Banbury A, Parkinson L, Nancarrow S, et al. Multi-site videoconferencing for home-based education of older people with chronic conditions: the telehealth literacy project. J Telemed Telecare 2014;20(7):353-359.

Chipps J, Ramlall S, Mars M. Videoconference-based education for psychiatry registrars at the University of KwaZulu-Natal, South Africa. Afr J Psychiatry 2012;15:248-254.

Cameron M, Ray R, Sabesan S. Physicians' perceptions of clinical supervision and educational support via videoconference: A systematic review. J Telemed Telecare 2014;20:272-281.

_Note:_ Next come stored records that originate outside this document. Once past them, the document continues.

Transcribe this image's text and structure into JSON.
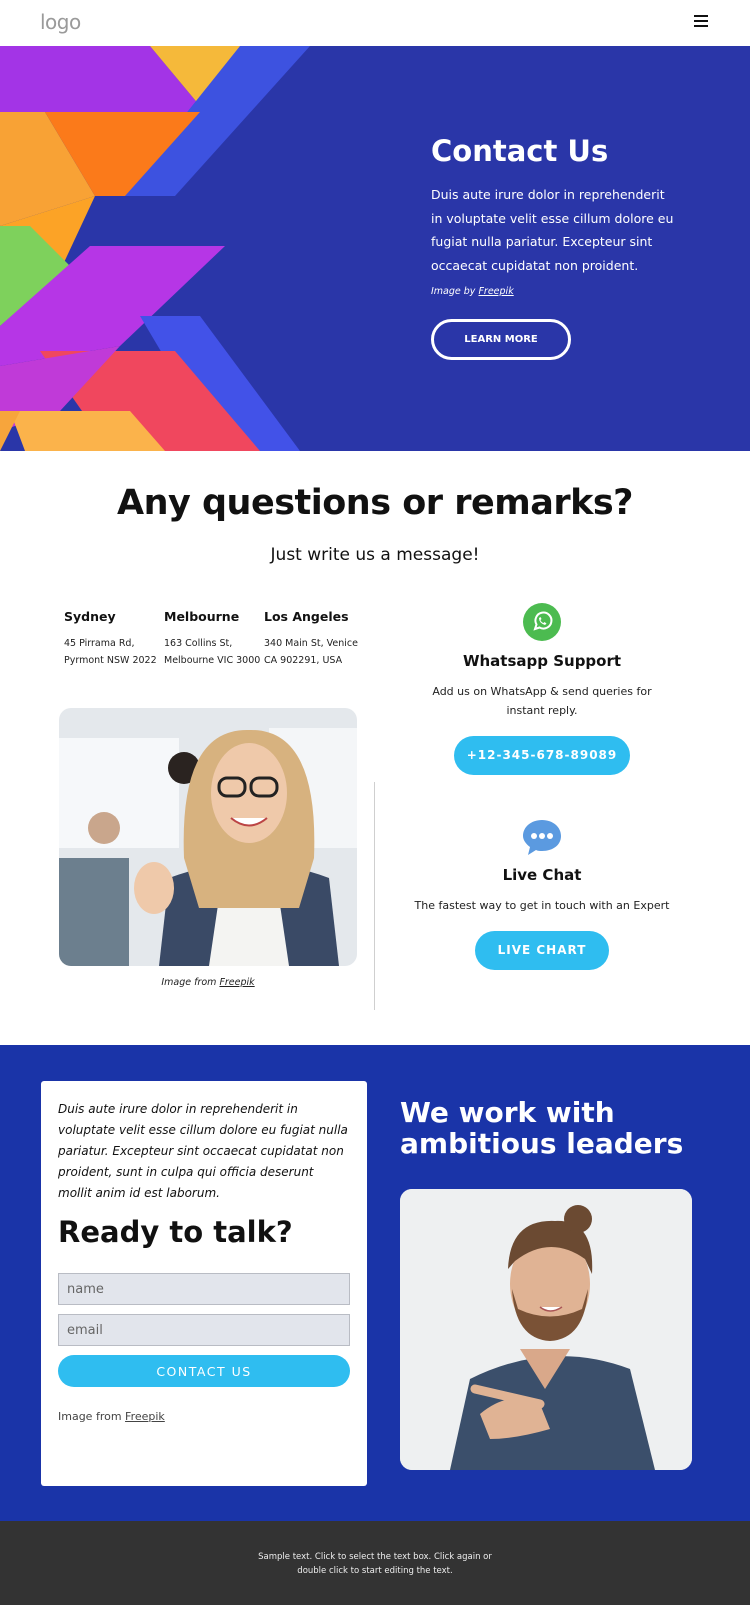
{
  "header": {
    "logo": "logo",
    "menu_icon": "hamburger-menu-icon"
  },
  "hero": {
    "title": "Contact Us",
    "text": "Duis aute irure dolor in reprehenderit in voluptate velit esse cillum dolore eu fugiat nulla pariatur. Excepteur sint occaecat cupidatat non proident.",
    "credit_prefix": "Image by",
    "credit_link": "Freepik",
    "button_label": "LEARN MORE"
  },
  "questions": {
    "title": "Any questions or remarks?",
    "subtitle": "Just write us a message!"
  },
  "offices": [
    {
      "city": "Sydney",
      "address": "45 Pirrama Rd, Pyrmont NSW 2022"
    },
    {
      "city": "Melbourne",
      "address": "163 Collins St, Melbourne VIC 3000"
    },
    {
      "city": "Los Angeles",
      "address": "340 Main St, Venice CA 902291, USA"
    }
  ],
  "photo_credit": {
    "prefix": "Image from",
    "link": "Freepik"
  },
  "whatsapp": {
    "icon": "whatsapp-icon",
    "title": "Whatsapp Support",
    "text": "Add us on WhatsApp & send queries for instant reply.",
    "button_label": "+12-345-678-89089"
  },
  "livechat": {
    "icon": "chat-bubble-icon",
    "title": "Live Chat",
    "text": "The fastest way to get in touch with an Expert",
    "button_label": "LIVE CHART"
  },
  "contact_card": {
    "quote": "Duis aute irure dolor in reprehenderit in voluptate velit esse cillum dolore eu fugiat nulla pariatur. Excepteur sint occaecat cupidatat non proident, sunt in culpa qui officia deserunt mollit anim id est laborum.",
    "title": "Ready to talk?",
    "name_placeholder": "name",
    "email_placeholder": "email",
    "button_label": "CONTACT US",
    "credit_prefix": "Image from",
    "credit_link": "Freepik"
  },
  "band": {
    "title": "We work with ambitious leaders"
  },
  "footer": {
    "text": "Sample text. Click to select the text box. Click again or double click to start editing the text."
  },
  "colors": {
    "hero_bg": "#2a36a8",
    "band_bg": "#1a34a8",
    "accent": "#2fbdf0",
    "footer_bg": "#333333"
  }
}
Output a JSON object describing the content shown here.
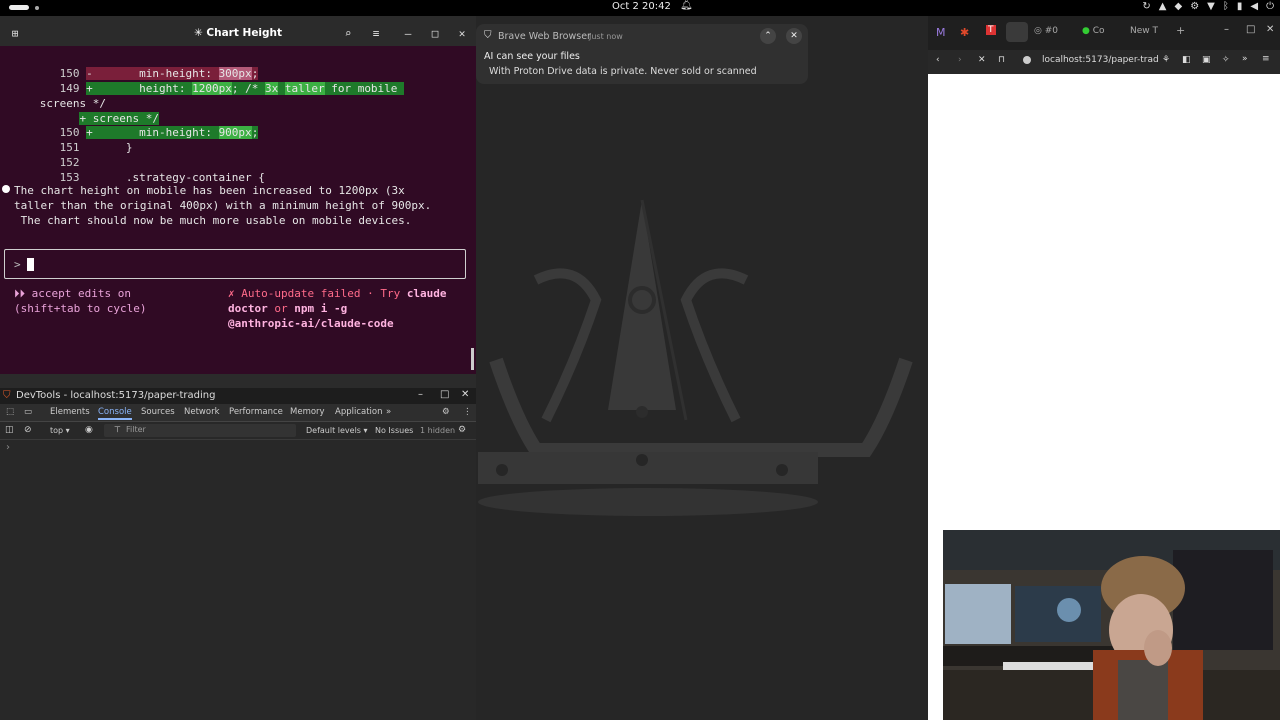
{
  "system_bar": {
    "clock": "Oct 2  20:42"
  },
  "terminal": {
    "title": "✳ Chart Height",
    "diff_lines": [
      {
        "num": "150",
        "sign": "-",
        "text": "        min-height: 300px;"
      },
      {
        "num": "149",
        "sign": "+",
        "text": "        height: 1200px; /* 3x taller for mobile"
      },
      {
        "num": "",
        "sign": "",
        "text": "screens */"
      },
      {
        "num": "",
        "sign": "+",
        "text": " screens */"
      },
      {
        "num": "150",
        "sign": "+",
        "text": "        min-height: 900px;"
      },
      {
        "num": "151",
        "sign": "",
        "text": "      }"
      },
      {
        "num": "152",
        "sign": "",
        "text": ""
      },
      {
        "num": "153",
        "sign": "",
        "text": "      .strategy-container {"
      }
    ],
    "message_line1": "The chart height on mobile has been increased to 1200px (3x",
    "message_line2": "taller than the original 400px) with a minimum height of 900px.",
    "message_line3": " The chart should now be much more usable on mobile devices.",
    "prompt_symbol": ">",
    "accept_edits_line1": "⏵⏵ accept edits on",
    "accept_edits_line2": "(shift+tab to cycle)",
    "autoupdate_line1_a": "✗ Auto-update failed · Try ",
    "autoupdate_line1_b": "claude",
    "autoupdate_line2_a": "doctor",
    "autoupdate_line2_b": " or ",
    "autoupdate_line2_c": "npm i -g",
    "autoupdate_line3": "@anthropic-ai/claude-code"
  },
  "notification": {
    "app": "Brave Web Browser",
    "time": "Just now",
    "title": "AI can see your files",
    "body": "With Proton Drive data is private. Never sold or scanned"
  },
  "devtools": {
    "title": "DevTools - localhost:5173/paper-trading",
    "tabs": [
      "Elements",
      "Console",
      "Sources",
      "Network",
      "Performance",
      "Memory",
      "Application"
    ],
    "active_tab": "Console",
    "context": "top",
    "filter_placeholder": "Filter",
    "levels": "Default levels",
    "issues": "No Issues",
    "hidden": "1 hidden",
    "console_caret": "›"
  },
  "browser": {
    "tabs": [
      "#0",
      "Co",
      "New T"
    ],
    "url": "localhost:5173/paper-trad"
  },
  "colors": {
    "terminal_bg": "#300a24",
    "diff_removed": "#7a1f3a",
    "diff_added": "#1e7a2a",
    "devtools_active_tab": "#8ab4f8"
  }
}
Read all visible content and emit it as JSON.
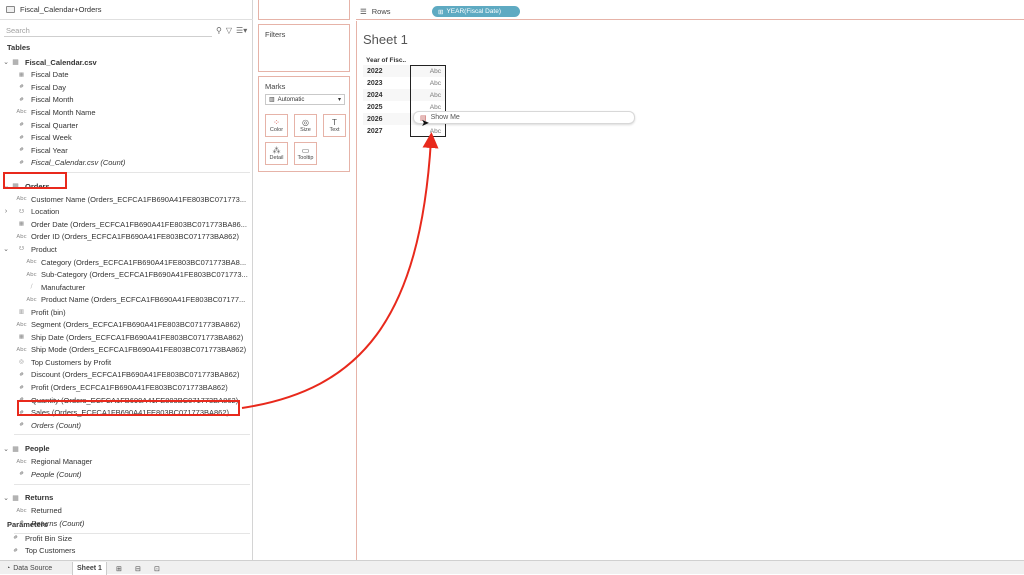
{
  "datasource": {
    "name": "Fiscal_Calendar+Orders"
  },
  "search": {
    "placeholder": "Search",
    "filter_icon": "filter-icon",
    "menu_icon": "view-list-icon"
  },
  "tables_header": "Tables",
  "groups": [
    {
      "name": "Fiscal_Calendar.csv",
      "fields": [
        {
          "icon": "▦",
          "label": "Fiscal Date",
          "italic": false
        },
        {
          "icon": "#",
          "label": "Fiscal Day",
          "italic": false
        },
        {
          "icon": "#",
          "label": "Fiscal Month",
          "italic": false
        },
        {
          "icon": "Abc",
          "label": "Fiscal Month Name",
          "italic": false
        },
        {
          "icon": "#",
          "label": "Fiscal Quarter",
          "italic": false
        },
        {
          "icon": "#",
          "label": "Fiscal Week",
          "italic": false
        },
        {
          "icon": "#",
          "label": "Fiscal Year",
          "italic": false
        },
        {
          "icon": "#",
          "label": "Fiscal_Calendar.csv (Count)",
          "italic": true
        }
      ]
    },
    {
      "name": "Orders",
      "fields": [
        {
          "icon": "Abc",
          "label": "Customer Name (Orders_ECFCA1FB690A41FE803BC071773...",
          "italic": false
        },
        {
          "icon": "☋",
          "label": "Location",
          "italic": false,
          "chevron": "›"
        },
        {
          "icon": "▦",
          "label": "Order Date (Orders_ECFCA1FB690A41FE803BC071773BA86...",
          "italic": false
        },
        {
          "icon": "Abc",
          "label": "Order ID (Orders_ECFCA1FB690A41FE803BC071773BA862)",
          "italic": false
        },
        {
          "icon": "☋",
          "label": "Product",
          "italic": false,
          "chevron": "⌄"
        },
        {
          "icon": "Abc",
          "label": "Category (Orders_ECFCA1FB690A41FE803BC071773BA8...",
          "italic": false,
          "indent": true
        },
        {
          "icon": "Abc",
          "label": "Sub-Category (Orders_ECFCA1FB690A41FE803BC071773...",
          "italic": false,
          "indent": true
        },
        {
          "icon": "⧸",
          "label": "Manufacturer",
          "italic": false,
          "indent": true
        },
        {
          "icon": "Abc",
          "label": "Product Name (Orders_ECFCA1FB690A41FE803BC07177...",
          "italic": false,
          "indent": true
        },
        {
          "icon": "▥",
          "label": "Profit (bin)",
          "italic": false
        },
        {
          "icon": "Abc",
          "label": "Segment (Orders_ECFCA1FB690A41FE803BC071773BA862)",
          "italic": false
        },
        {
          "icon": "▦",
          "label": "Ship Date (Orders_ECFCA1FB690A41FE803BC071773BA862)",
          "italic": false
        },
        {
          "icon": "Abc",
          "label": "Ship Mode (Orders_ECFCA1FB690A41FE803BC071773BA862)",
          "italic": false
        },
        {
          "icon": "◎",
          "label": "Top Customers by Profit",
          "italic": false
        },
        {
          "icon": "#",
          "label": "Discount (Orders_ECFCA1FB690A41FE803BC071773BA862)",
          "italic": false
        },
        {
          "icon": "#",
          "label": "Profit (Orders_ECFCA1FB690A41FE803BC071773BA862)",
          "italic": false
        },
        {
          "icon": "#",
          "label": "Quantity (Orders_ECFCA1FB690A41FE803BC071773BA862)",
          "italic": false
        },
        {
          "icon": "#",
          "label": "Sales (Orders_ECFCA1FB690A41FE803BC071773BA862)",
          "italic": false
        },
        {
          "icon": "#",
          "label": "Orders (Count)",
          "italic": true
        }
      ]
    },
    {
      "name": "People",
      "fields": [
        {
          "icon": "Abc",
          "label": "Regional Manager",
          "italic": false
        },
        {
          "icon": "#",
          "label": "People (Count)",
          "italic": true
        }
      ]
    },
    {
      "name": "Returns",
      "fields": [
        {
          "icon": "Abc",
          "label": "Returned",
          "italic": false
        },
        {
          "icon": "#",
          "label": "Returns (Count)",
          "italic": true
        }
      ]
    }
  ],
  "parameters": {
    "header": "Parameters",
    "items": [
      {
        "icon": "#",
        "label": "Profit Bin Size"
      },
      {
        "icon": "#",
        "label": "Top Customers"
      }
    ]
  },
  "shelves": {
    "filters_title": "Filters",
    "marks_title": "Marks",
    "marks_type": "Automatic",
    "mark_buttons": [
      {
        "label": "Color",
        "icon": "color-icon"
      },
      {
        "label": "Size",
        "icon": "size-icon"
      },
      {
        "label": "Text",
        "icon": "text-icon"
      },
      {
        "label": "Detail",
        "icon": "detail-icon"
      },
      {
        "label": "Tooltip",
        "icon": "tooltip-icon"
      }
    ]
  },
  "rows_shelf": {
    "label": "Rows",
    "pill": "YEAR(Fiscal Date)"
  },
  "sheet": {
    "title": "Sheet 1",
    "column_header": "Year of Fisc..",
    "rows": [
      {
        "year": "2022",
        "value": "Abc"
      },
      {
        "year": "2023",
        "value": "Abc"
      },
      {
        "year": "2024",
        "value": "Abc"
      },
      {
        "year": "2025",
        "value": "Abc"
      },
      {
        "year": "2026",
        "value": ""
      },
      {
        "year": "2027",
        "value": "Abc"
      }
    ],
    "show_me": "Show Me"
  },
  "tabs": {
    "data_source": "Data Source",
    "sheet1": "Sheet 1"
  },
  "colors": {
    "highlight": "#e8291c",
    "pill": "#5eaac2",
    "shelf_border": "#e6b3a8"
  }
}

Cameron M, Ray R, Sabesan S. Remote supervision of medical training via videoconference in northern Australia: A qualitative study of the perspectives of supervisors and trainees. BMJ Open 2015;5:E006444.

Karaman S. Virtual classroom participants’ views for effective synchronous education process. Turk Online J Dis Educ 2013;14(1):290-301.

Eady MJ. Employing the EPEC hierarchy of conditions (version II) to evaluate the effectiveness of using synchronous technologies with multi-location student cohorts in the tertiary education setting. Int Rev Res Open Dis 2017;18(3).

Shimizu S, Kudo K, Antoku Y, et al. Ten-year experience of remote medical education in Asia. Telemed J E Health 2014;20:1021-1026.

Ho SH, Rerknimitr R, Kudo K, et al. Telemedicine for gastrointestinal endoscopy: The Endoscopic Club E-conference in the Asia Pacific Region. Endosc Int Open 2017;5:E244-E252.

Yang L, Fujimoto J. Childhood cancer mortality in Japan, 1980-2013. BMC Cancer 2015;15:446.

Kudo K, Shimizu S, Chiang TC, et al. Evaluation of videoconferencing systems for remote medical education. Creat Educ 2014;5:1064-1070.

Minh CD, Shimizu S, Antoku Y, et al. Emerging technologies for telemedicine. Korean J Radiol 2012;13:S21-S30.

Marlow J, Carter S, Good N, Chen JW. Beyond talking heads: multimedia artifact creation, use, and sharing in distributed meetings. Proceedings of the 19th ACM Conference on Computer-Supported Cooperative Work & Social Computing 2016;1703-1715.

Harnett B. Telemedicine systems and telecommunications. J Telemed Telecare 2006;12(1):4-15.

Moes NCCM, Velasquez A, Leung WS, Papadopoulou AE. Development of design competences for international team-based cyber physical systems. Proceedings of the 10th International Symposium on Tools and Methods of Competitive Engineering 2014;461-474.

Oertig M, Buergi T. The challenges of managing cross-cultural virtual project teams. Team Perform Manage 2006;12:23-30.

Caniglia G. Transnational collaboration for sustainability in higher education: Lessons from a systematic review. J Clean Prod 2017;168:764-779.

How to Cite
Tomimatsu, S., Kudo, K., Moriyama, T., Moriyama, T., Taguchi, T., & Shimizu, S. (2018). How to Prevent Technical Issues in Large Multiparty Medical Videoconferencing. Journal of the International Society for Telemedicine and EHealth, 6(1), e10 (1-8). Retrieved from
Original Research